United States District Court, D. Idaho
MEMORANDUM DECISION AND ORDER
Lynn Winmill, United States District Court Chief Judge
a jury trial, the defendant was convicted of health care
fraud and aggravated identity theft. At sentencing, the Court
issued a preliminary finding on amounts to be paid as
restitution and forfeiture, and scheduled an evidentiary
hearing to hear testimony and argument before making a final
determination as to those amounts. Following that hearing,
the Court ordered further briefing that has now been
received. For the reasons set forth below, the Court imposes
forfeiture in the sum of $847, 016.00, and restitution in the
sum of $139, 769.80.
was originally charged with 24 counts of health care fraud
and 24 counts of aggravated identity theft. The case went to
trial, and after the Government rested its case, the
defendant pled guilty to all counts. The 24 counts of health
care fraud that she pled guilty to alleged a scheme from
January 1, 2010 through December 31, 2013.
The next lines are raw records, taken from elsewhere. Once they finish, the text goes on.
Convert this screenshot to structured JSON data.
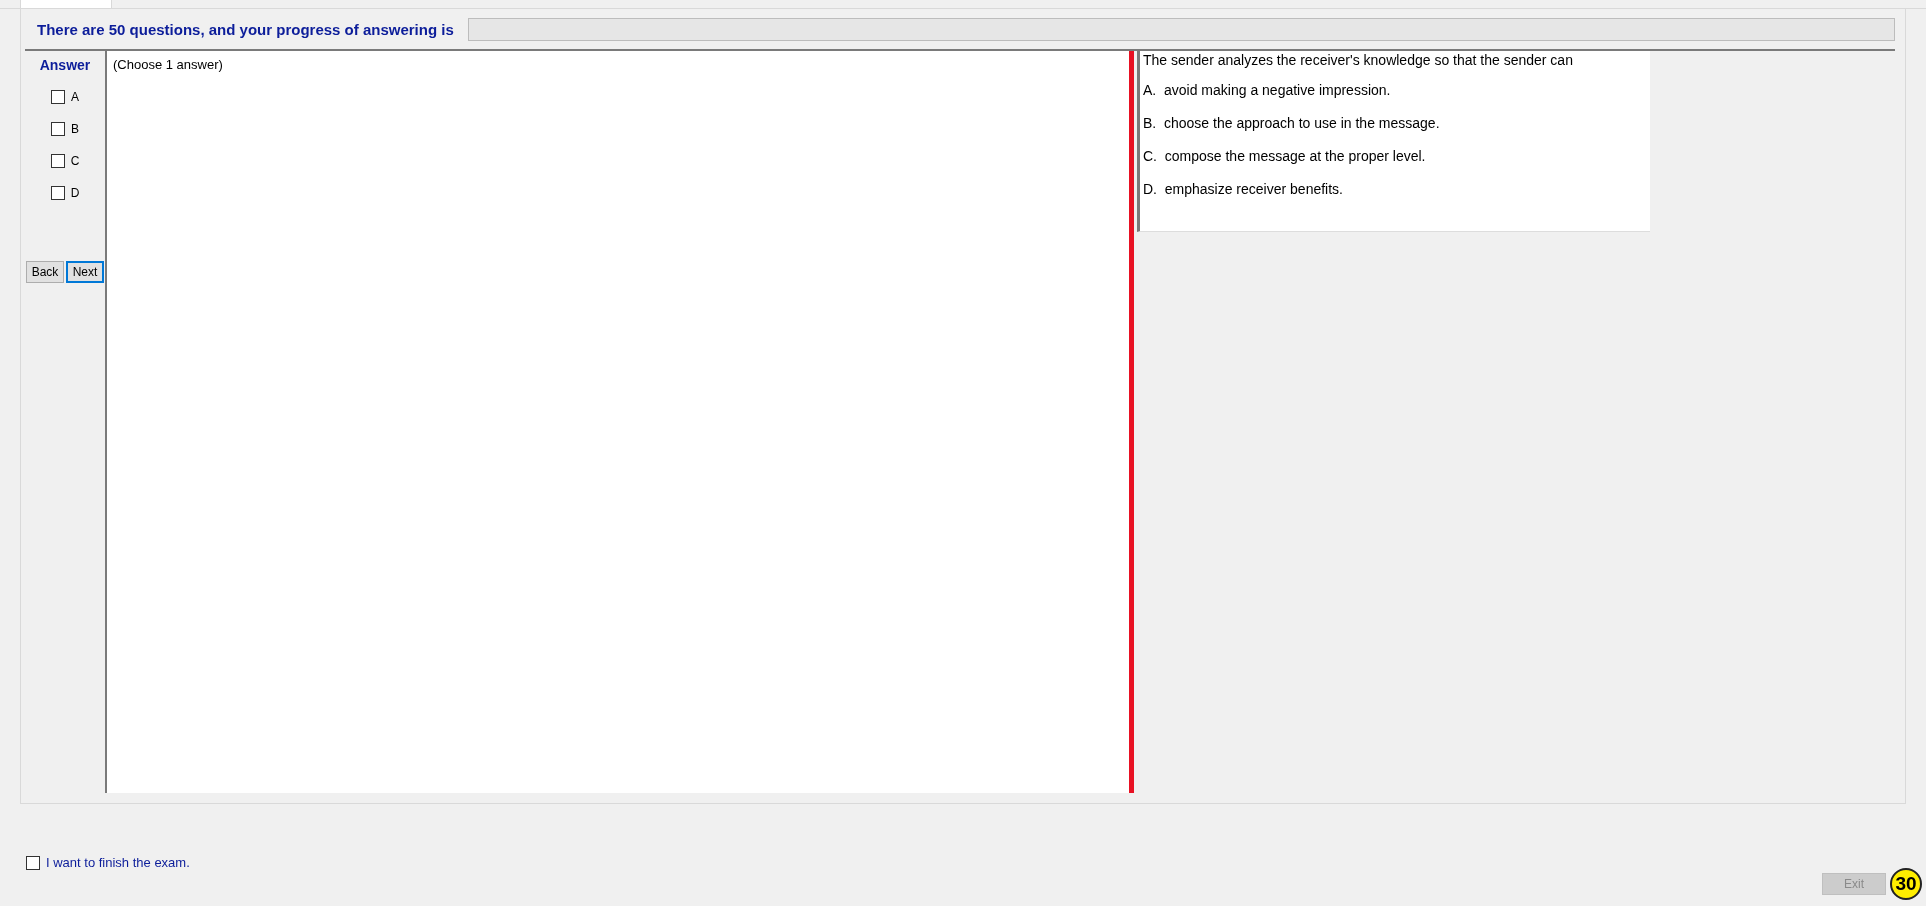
{
  "header": {
    "text": "There are 50 questions, and your progress of answering is",
    "progress": {
      "level": 0
    }
  },
  "answer_panel": {
    "title": "Answer",
    "options": [
      {
        "label": "A",
        "checked": false
      },
      {
        "label": "B",
        "checked": false
      },
      {
        "label": "C",
        "checked": false
      },
      {
        "label": "D",
        "checked": false
      }
    ],
    "buttons": [
      {
        "label": "Back",
        "focused": false
      },
      {
        "label": "Next",
        "focused": true
      }
    ]
  },
  "instruction": "(Choose 1 answer)",
  "question": {
    "text": "The sender analyzes the receiver's knowledge so that the sender can",
    "choices": [
      "A.  avoid making a negative impression.",
      "B.  choose the approach to use in the message.",
      "C.  compose the message at the proper level.",
      "D.  emphasize receiver benefits."
    ]
  },
  "footer": {
    "finish": {
      "label": "I want to finish the exam.",
      "checked": false
    },
    "exit": {
      "label": "Exit",
      "disabled": true
    },
    "badge": "30"
  }
}
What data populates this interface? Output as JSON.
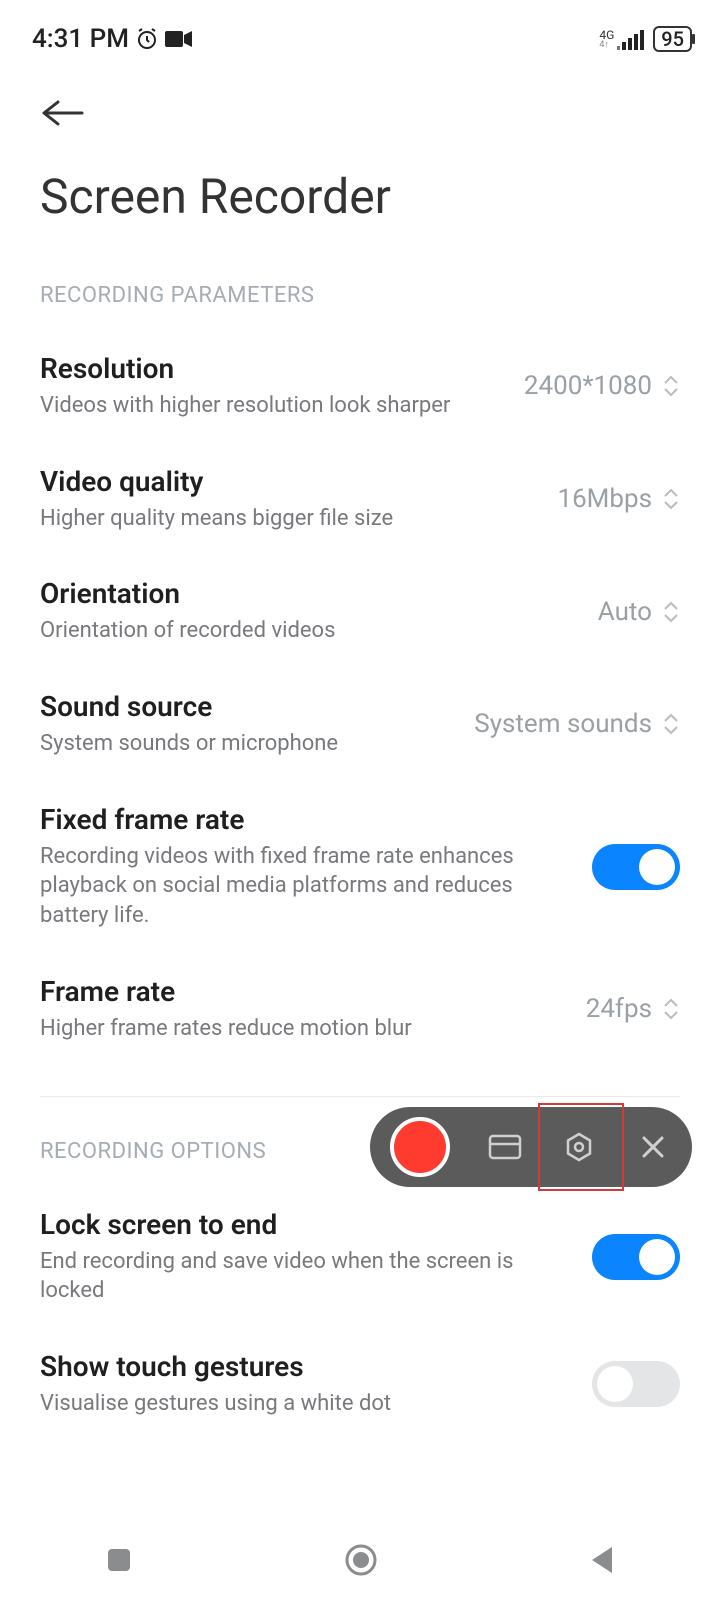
{
  "status": {
    "time": "4:31 PM",
    "network": "4G",
    "battery": "95"
  },
  "page": {
    "title": "Screen Recorder"
  },
  "sections": {
    "params_head": "RECORDING PARAMETERS",
    "options_head": "RECORDING OPTIONS"
  },
  "settings": {
    "resolution": {
      "label": "Resolution",
      "desc": "Videos with higher resolution look sharper",
      "value": "2400*1080"
    },
    "quality": {
      "label": "Video quality",
      "desc": "Higher quality means bigger file size",
      "value": "16Mbps"
    },
    "orientation": {
      "label": "Orientation",
      "desc": "Orientation of recorded videos",
      "value": "Auto"
    },
    "sound": {
      "label": "Sound source",
      "desc": "System sounds or microphone",
      "value": "System sounds"
    },
    "fixedframe": {
      "label": "Fixed frame rate",
      "desc": "Recording videos with fixed frame rate enhances playback on social media platforms and reduces battery life.",
      "on": true
    },
    "framerate": {
      "label": "Frame rate",
      "desc": "Higher frame rates reduce motion blur",
      "value": "24fps"
    },
    "lockend": {
      "label": "Lock screen to end",
      "desc": "End recording and save video when the screen is locked",
      "on": true
    },
    "gestures": {
      "label": "Show touch gestures",
      "desc": "Visualise gestures using a white dot",
      "on": false
    }
  }
}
conclusion of the sentencing hearing, the Court issued a
preliminary finding that forfeiture be imposed in the amount
of $847, 016. That amount represents the gross receipts
received by defendant's clinic, reported on her IRS form
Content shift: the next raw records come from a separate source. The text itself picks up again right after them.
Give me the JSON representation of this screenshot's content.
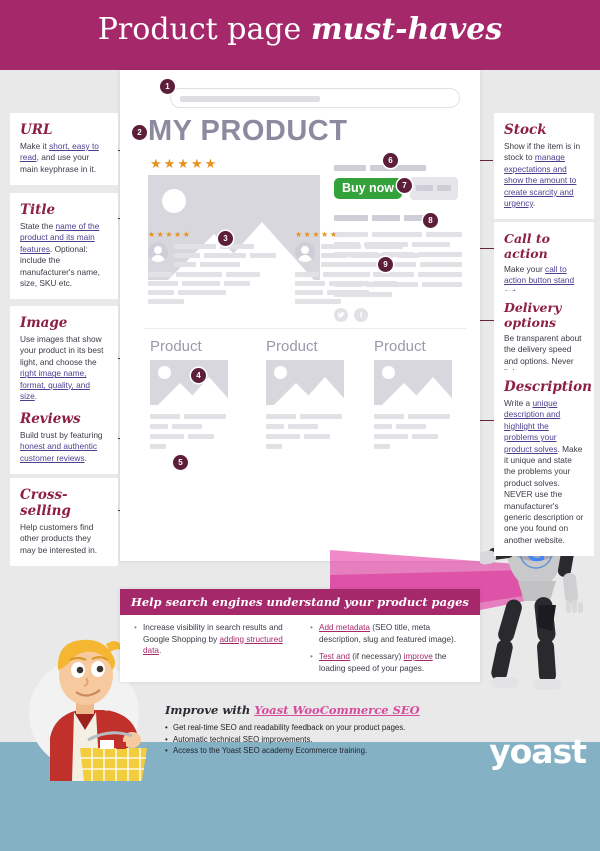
{
  "header": {
    "title_plain": "Product page ",
    "title_em": "must-haves",
    "bg_color": "#a4286a"
  },
  "mockup": {
    "product_title": "MY PRODUCT",
    "stars": "★★★★★",
    "buy_now_label": "Buy now",
    "buy_now_color": "#33a23a",
    "star_color": "#e8901f",
    "product_cards": [
      {
        "label": "Product"
      },
      {
        "label": "Product"
      },
      {
        "label": "Product"
      }
    ],
    "social_icons": [
      {
        "name": "twitter-icon"
      },
      {
        "name": "facebook-icon"
      }
    ]
  },
  "markers": [
    {
      "n": "1"
    },
    {
      "n": "2"
    },
    {
      "n": "3"
    },
    {
      "n": "4"
    },
    {
      "n": "5"
    },
    {
      "n": "6"
    },
    {
      "n": "7"
    },
    {
      "n": "8"
    },
    {
      "n": "9"
    }
  ],
  "left_boxes": [
    {
      "title": "URL",
      "parts": [
        {
          "t": "Make it ",
          "link": false
        },
        {
          "t": "short, easy to read",
          "link": true
        },
        {
          "t": ", and use your main keyphrase in it.",
          "link": false
        }
      ]
    },
    {
      "title": "Title",
      "parts": [
        {
          "t": "State the ",
          "link": false
        },
        {
          "t": "name of the product and its main features",
          "link": true
        },
        {
          "t": ". Optional: include the manufacturer's name, size, SKU etc.",
          "link": false
        }
      ]
    },
    {
      "title": "Image",
      "parts": [
        {
          "t": "Use images that show your product in its best light, and choose the ",
          "link": false
        },
        {
          "t": "right image name, format, quality, and size",
          "link": true
        },
        {
          "t": ".",
          "link": false
        }
      ]
    },
    {
      "title": "Reviews",
      "parts": [
        {
          "t": "Build trust by featuring ",
          "link": false
        },
        {
          "t": "honest and authentic customer reviews",
          "link": true
        },
        {
          "t": ".",
          "link": false
        }
      ]
    },
    {
      "title": "Cross-selling",
      "parts": [
        {
          "t": "Help customers find other products they may be interested in.",
          "link": false
        }
      ]
    }
  ],
  "right_boxes": [
    {
      "title": "Stock",
      "parts": [
        {
          "t": "Show if the item is in stock to ",
          "link": false
        },
        {
          "t": "manage expectations and show the amount to create scarcity and urgency",
          "link": true
        },
        {
          "t": ".",
          "link": false
        }
      ]
    },
    {
      "title": "Call to action",
      "parts": [
        {
          "t": "Make your ",
          "link": false
        },
        {
          "t": "call to action button stand out",
          "link": true
        },
        {
          "t": ".",
          "link": false
        }
      ]
    },
    {
      "title": "Delivery options",
      "parts": [
        {
          "t": "Be transparent about the delivery speed and options. Never lie!",
          "link": false
        }
      ]
    },
    {
      "title": "Description",
      "parts": [
        {
          "t": "Write a ",
          "link": false
        },
        {
          "t": "unique description and highlight the problems your product solves",
          "link": true
        },
        {
          "t": ". Make it unique and state the problems your product solves. NEVER use the manufacturer's generic description or one you found on another website.",
          "link": false
        }
      ]
    }
  ],
  "bottom_panel": {
    "heading": "Help search engines understand your product pages",
    "left_items": [
      [
        {
          "t": "Increase visibility in search results and Google Shopping by ",
          "link": false
        },
        {
          "t": "adding structured data",
          "link": true
        },
        {
          "t": ".",
          "link": false
        }
      ]
    ],
    "right_items": [
      [
        {
          "t": "Add metadata",
          "link": true
        },
        {
          "t": " (SEO title, meta description, slug and featured image).",
          "link": false
        }
      ],
      [
        {
          "t": "Test and",
          "link": true
        },
        {
          "t": " (if necessary) ",
          "link": false
        },
        {
          "t": "improve",
          "link": true
        },
        {
          "t": " the loading speed of your pages.",
          "link": false
        }
      ]
    ]
  },
  "footer": {
    "heading_plain": "Improve with ",
    "heading_link": "Yoast WooCommerce SEO",
    "items": [
      "Get real-time SEO and readability feedback on your product pages.",
      "Automatic technical SEO improvements.",
      "Access to the Yoast SEO academy Ecommerce training."
    ],
    "logo": "yoast",
    "band_color": "#84b1c4"
  }
}
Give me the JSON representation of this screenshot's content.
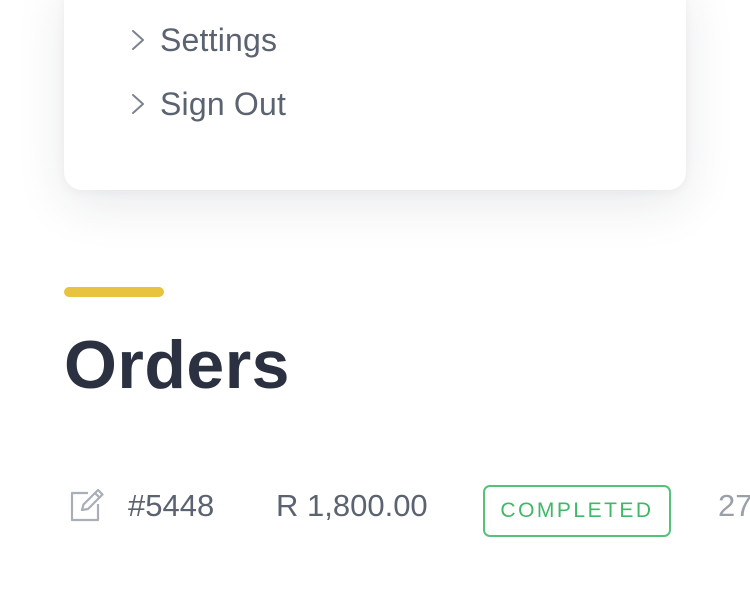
{
  "menu": {
    "items": [
      {
        "label": "Settings",
        "icon": "chevron-right-icon"
      },
      {
        "label": "Sign Out",
        "icon": "chevron-right-icon"
      }
    ]
  },
  "orders": {
    "title": "Orders",
    "accent_color": "#e8c33f",
    "rows": [
      {
        "id": "#5448",
        "amount": "R 1,800.00",
        "status": "COMPLETED",
        "status_color": "#3fb868",
        "date_partial": "27",
        "icon": "edit-icon"
      }
    ]
  }
}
1040 Schedule C for the years 2010 to 2013. See Exhibit
Court also made a preliminary finding that restitution be
imposed in the amount of $549, 605.18. That figure was
computed by adding the amounts paid to the clinic by
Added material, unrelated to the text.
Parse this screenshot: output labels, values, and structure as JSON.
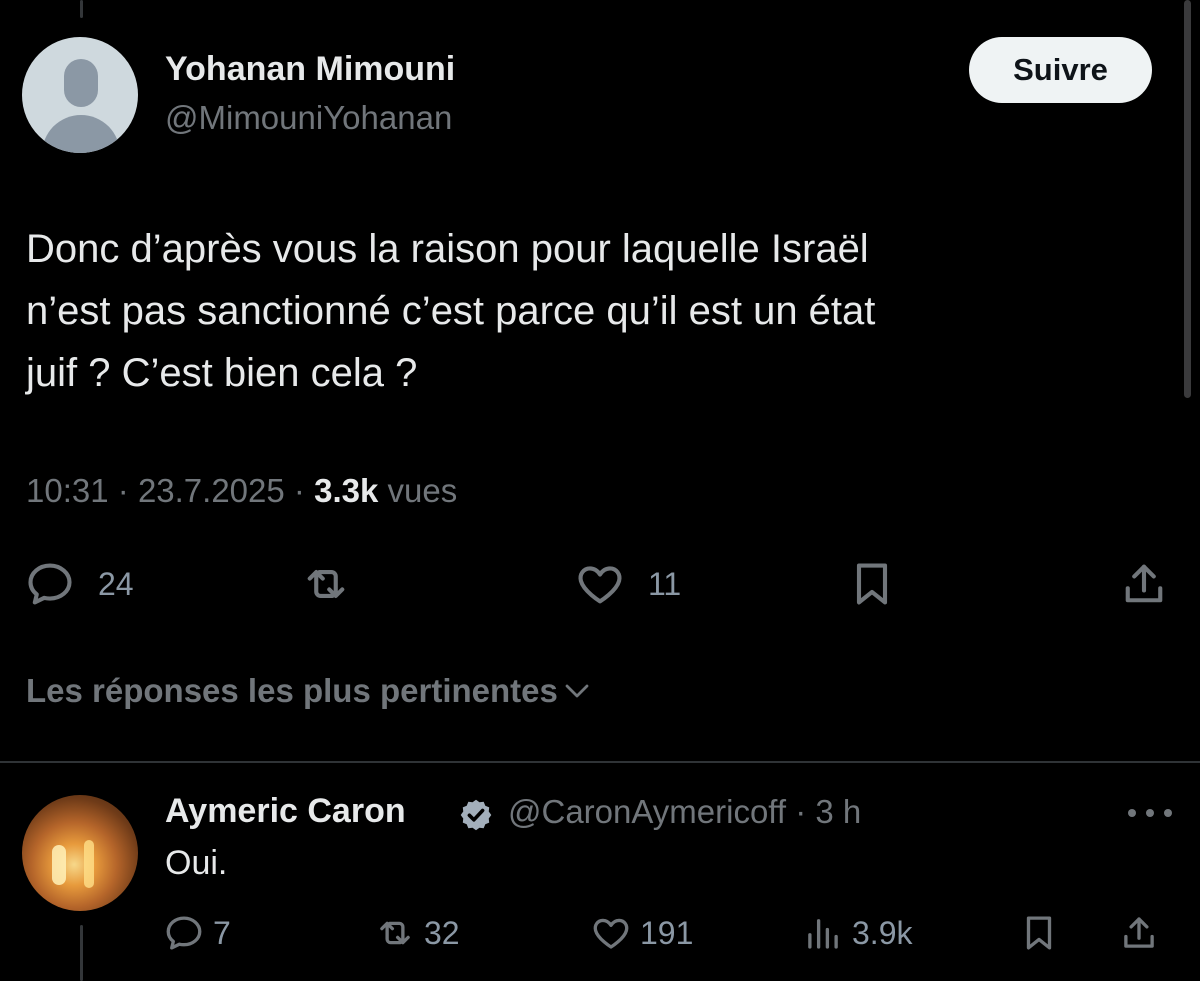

insurance companies from defendant's billings for the
years 2010 to 2013. It did not include insurance company
payments to the clinic during times when there was no dentist
in the office for the years 2008 to 2009, a sum of $46,
946.21 sought by the Government.
Court then scheduled a hearing to take testimony and argument
on these amounts. That hearing was held and the Court
requested further briefing that has been received.
Government seeks forfeiture in the amount of $847, 016 and
restitution in the amount of $549, 605.18. The defendant asks
the Court to set the forfeiture amount at $126, 571.62 and
the restitution amount at $139, 769.80.
imposing a sentence on a person convicted of a health care
offense, courts “shall order the person to forfeit
property, real or personal, that constitutes or is derived,
directly or indirectly, from the gross proceeds traceable to
the commission of the offense.” See 18 U.S.C.
§ 982(a)(7). In criminal cases, the government must
prove by a preponderance of the evidence that property is
subject to forfeiture. See U.S. v. Garcia-Guizar,
160 F.3d 511, 517 (9th Cir.1998).
forfeiture process is governed by Rule 32.2 of the Federal
Rules of Criminal Procedure and 21 U.S.C. § 853.
U.S. v. Lazarenko, 476 F.3d 642, 648 (9th Cir.2007).
“Criminal forfeiture provisions operate in
personam against the assets of the defendant and serve
as part of the penalty for the defendant's
conviction.” U.S. v. Nava, 404 F.3d 1119, 1124
(9th Cir.2004). Criminal forfeiture reaches any property
involved in the offense or any property traceable as proceeds
to it. Lazarenko, 476 F.3d at 647. As to the amount
of the money judgment, “[t]he statute mandates that a
defendant forfeit a very specific amount-the proceeds of his
criminal activity, ” or in other words, the amount
“he received in connection with the commission of the
crime.” U.S. v. Casey, 444 F.3d 1071, 1076
(9th Cir.2006). The purpose is to “eliminate the gains
realized from criminal activity.” Id. at 1074.
Generally, proceeds are limited to funds involved in the
offenses of conviction, and should not be based on uncharged
or acquitted conduct. Nava, 404 F.3d at 1129 n. 5.
However, for offenses charging a “scheme or
artifice” - as was charged here - the court may forfeit
proceeds generated over the course of the entire scheme, not
just by the particular executions of it charged in the counts
of conviction. U.S. v. Pena, 2010 WL 2054442 at *3
(9th Cir. May 25, 2010) (holding that forfeiture
was “not limited to amounts related to the specific
checks and victims alleged in the twenty counts of
the trial, the Government established through the testimony
of several witnesses that between the years alleged in the
Superseding Indictment - 2010 to 2013 - all of the
defendant's billings were fraudulent. Those billings were
for (1) dental services done improperly by defendant; (2)
hygiene services done by the defendant and others without the
proper supervision of a dentist; and (3) dental services done
by contract dentists proceeding under the defendant's
misrepresentation that Dr. Fricke had seen the patient and
planned their treatment. During these years, Dr. Fricke was
completely disabled and not coming into the office or doing
any work. The defendant fraudulently misrepresented to
contract dentists that Dr. Fricke ...